By: Ryan Laffler, Account Manager & Digital Director

Display ads, the advertisements that you see on the top and sidebars of almost every webpage nowadays, are in decline. One part of the problem is that they are rarely relevant to the user. While this has changed somewhat with Google Adsense’s targeting algorithm, it started to run up against another problem: most users can now easily recognize what is an ad and what isn’t. It’s no secret that people tend to avoid advertisements if they can help it. Yankelovich, a market research firm, estimates that a person living in a city 30 years ago saw up to 2,000 ad messages a day, compared with up to 5,000 today. That’s a LOT of advertising. Not only does this make it increasingly difficult for brands to reach their target audiences, but it also desensitizes people to advertising.


Take display ads, for example. Since most of us know where they’re typically located on a website, we tend to ignore them altogether and keep our focus on the middle of the page. According to, across all ad formats and placements, the average click-thru-rate is 0.17%. In other words, that means that for every 1,000 people that see an ad, less than two people will click on it. It’s not all bad news for display ads, though. While they may not be great at driving conversions, adept marketers and advertising agencies are now using them for targeted brand awareness campaigns.
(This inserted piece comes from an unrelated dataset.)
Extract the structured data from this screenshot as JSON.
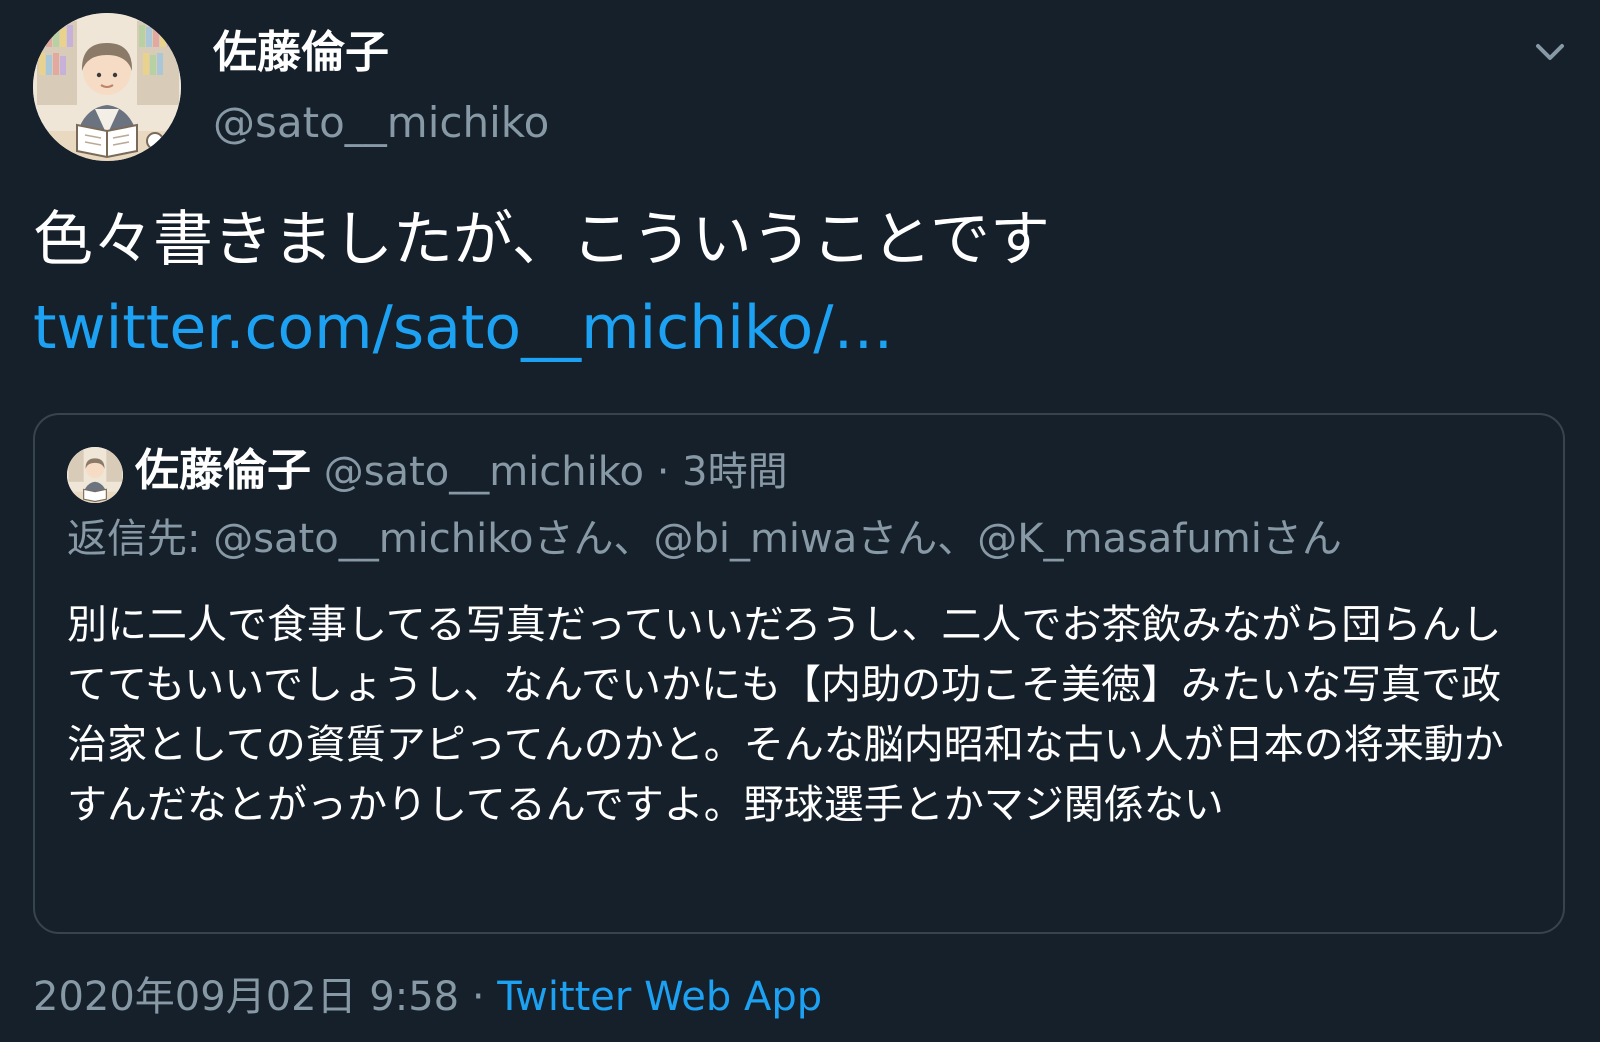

This desensitization is not just limited to display ads – TV commercials are also struggling to keep up with the times. While TV advertising remains one of the most memorable forms of advertising, The Guardian reported in 2010 that nearly 90% of viewers skip through commercials with their digital video recorder (TiVo, for example). How in the world are brands expected to get in front of their target audience when they are actively trying to avoid ads? The keyword is relevancy.

Relevancy is at the heart of native advertising. According to, “Native Advertising is a form of paid media where the ad experience follows the natural form and function of the user experience in which it is placed.” Native ads must match the visual design of the experience they exist in and function just like natural content. This keeps the ad from disrupting the user experience, while simultaneously providing the user with high-quality, relevant content.


A great example of this involves Yeti, an outdoor cooler manufacturer, and the A&E Network, of which the History channel is a part of. Yeti just became the first sponsor of A&E Network’s branded-content block of programming and will air “Wild History,” a programming slate targeting the outdoor adventurer with limited commercial interruptions. The programming block will feature some of History’s original content as well as short-form films from Yeti. Billed “Wild History”, the partnership gives Yeti a chance to market themselves to a highly qualified audience less intrusively than with regular commercial programming. For users, they get to experience limited commercial interruptions. It’s a win-win!

Native advertising also has many forms online, with brands now producing sponsored content on highly-qualified websites rather than just pushing display ads. For example, Garden & Gun magazine may sponsor a blog post on Cabela’s website for a fee. Though the blog post is identified as “Sponsored,” if done correctly, the content of the post will be relevant to Cabela’s audience, likely driving traffic to Garden & Gun’s website and establishing them as an authority on the topic. This partnership between publishers and advertisers is the kind of synergy the Internet has been waiting for!


While display ads, TV commercials, and other forms of traditional advertising aren’t going anywhere anytime soon, it appears that native advertising is here to stay. And that’s a good thing! Fortunately, The Goss Agency specializes in content-driven marketing and native advertising. To get a project quote and find out how The Goss Agency can help your brand reach your target audience in the most effective and relevant way possible, email Dari Mullins at or give us a call at (828)259-9910 x110.